Policy by Example: Transforming config into policy
Original Publication Date: 2009-Mar-23
Included in the Prior Art Database: 2009-Mar-23
The present idea refers to allow normal users to specify an "ideal" system driven purely by functional and not security requirements, and then auto-generating appropriate security policies. The ideal system is specified by describing the desired topology and behavior by means of use-cases or solutions. The auto-generation of the security policy then ensures that this topology and use-cases are the only possible structure and behavior of the system. The idea is to implement a "nothing else" (least privilege) paradigm, i.e., to ensure that the given use-cases on the given topology are possible and nothing else. The preferred embodiment is a virtual infrastructure inside a data center. Here, the user can specify a use-case (or solution) by specifying a set of virtual machines, their network connections, and their storage requirements. This solution is then used to generate the exact system topology as well as the security configuration of the deployed system. In this case, the security configuration comprises network, storage, and virtual machine security policies that are consistent with each other and implement the "nothing else" rule for the given solution/use case. With "nothing else" it is meant that a user only specifies the business behavior of a system. The present approach then derives the actions that need to be permitted and denies everything else.
Policy by Example :
: Transforming config into policy
Transforming config into policy
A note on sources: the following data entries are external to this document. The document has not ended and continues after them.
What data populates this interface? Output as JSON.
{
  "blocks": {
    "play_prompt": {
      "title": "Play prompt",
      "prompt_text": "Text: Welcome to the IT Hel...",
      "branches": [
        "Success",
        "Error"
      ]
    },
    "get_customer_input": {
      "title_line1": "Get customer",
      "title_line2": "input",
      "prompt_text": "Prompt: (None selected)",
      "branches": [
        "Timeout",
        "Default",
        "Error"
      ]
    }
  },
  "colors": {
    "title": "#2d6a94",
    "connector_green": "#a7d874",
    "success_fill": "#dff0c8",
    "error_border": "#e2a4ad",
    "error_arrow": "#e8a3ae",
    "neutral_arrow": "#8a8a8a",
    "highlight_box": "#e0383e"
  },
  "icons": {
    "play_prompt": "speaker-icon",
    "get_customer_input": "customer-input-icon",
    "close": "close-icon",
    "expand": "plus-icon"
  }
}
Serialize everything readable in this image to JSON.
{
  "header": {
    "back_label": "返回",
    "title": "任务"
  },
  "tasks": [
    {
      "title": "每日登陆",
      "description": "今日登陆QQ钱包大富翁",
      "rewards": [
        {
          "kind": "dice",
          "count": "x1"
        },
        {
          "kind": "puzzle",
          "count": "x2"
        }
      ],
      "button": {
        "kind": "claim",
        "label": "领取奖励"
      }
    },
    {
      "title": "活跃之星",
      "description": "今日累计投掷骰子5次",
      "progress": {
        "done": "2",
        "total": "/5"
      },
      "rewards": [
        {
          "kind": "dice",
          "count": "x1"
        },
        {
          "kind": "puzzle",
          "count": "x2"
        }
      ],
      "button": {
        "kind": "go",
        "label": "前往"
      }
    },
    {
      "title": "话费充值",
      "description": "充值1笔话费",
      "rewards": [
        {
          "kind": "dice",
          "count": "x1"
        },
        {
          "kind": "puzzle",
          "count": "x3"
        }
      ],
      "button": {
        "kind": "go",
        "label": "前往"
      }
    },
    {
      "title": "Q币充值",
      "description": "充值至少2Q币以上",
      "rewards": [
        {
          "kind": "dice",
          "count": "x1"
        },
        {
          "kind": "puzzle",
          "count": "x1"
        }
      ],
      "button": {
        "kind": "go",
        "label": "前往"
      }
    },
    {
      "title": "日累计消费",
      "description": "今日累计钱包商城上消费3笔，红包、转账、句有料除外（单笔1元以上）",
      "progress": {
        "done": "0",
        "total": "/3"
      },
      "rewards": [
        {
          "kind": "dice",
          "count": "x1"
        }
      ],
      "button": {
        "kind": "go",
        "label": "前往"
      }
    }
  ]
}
Security policies define what actions are permittedand what actions shall be denied. Since the behavior of systems is complex, specifying such policies is usually complicated & error-prone. This is even more so, if achieving overall security requires correct and consistent configuration of the security policies governing multiple subsystems that require different policy languages/formats. Even security experts often make mistakes specifying either incomplete, inconsistent, or overly restrictive policies.
As a consequence, the system is either insecure or it's usability is overly restricted. Examples include
firewall rules that conflict each other, virtual LANs that by accident connect two competitors in a datacenter, or disks that can be mounted by the wrong organizational unit.
There are three levels of abstractions that the present technology uses. The first level is a solutiontemplate (figure 1) that defines what components may be connected to each other. The second level (figure 2) is an actual instantiation of this template, i.e., a number of copies of each component that is deployed on a number of hosts. The third level is the actual implementation including security configuration andpolicies .
The details of the general flow are as follows:
User specifies a use case or solution. This includes a logical topology and desired usage of this topology. It can also
include desired connectivity between solutions and user-level constraints on how the solutions may interact. This is essentially a policy specification "by example" of a ideal system. The solution may specify a class ofrealizations (e.g., allowing cloning of components or specifying clusters of n components). This specification can be done in a graphical fashion. This may include
dangling named connectors to connect networks to other solutions
replication specifiers (e.g. [1..x] clones are allowed) thus describing classes of systems.
A deployment planner generates a deployment of the solution. This deployment describes which components (
Network, Storage) are placed onto which host and how they are configured and connected. The deploymentdefines the number of instances of each virtual component as well as their placement on physical resources (see Picture 2). This may include
placing the virtual machines on physical hosts
identifying the number of networks that are required by the given solution
connecting the virtual machines by networks. This can either be physical/dedicated networks or else virtual networks.
Virtual networks are usually implemented using vLANtechnology. In this case, the system configures the
switches to connect the hosts that host VMs of the solution to the corresponding vLANs provisioning storage and other resource
matching dangling connectors and connecting them.
The system generates security policies th...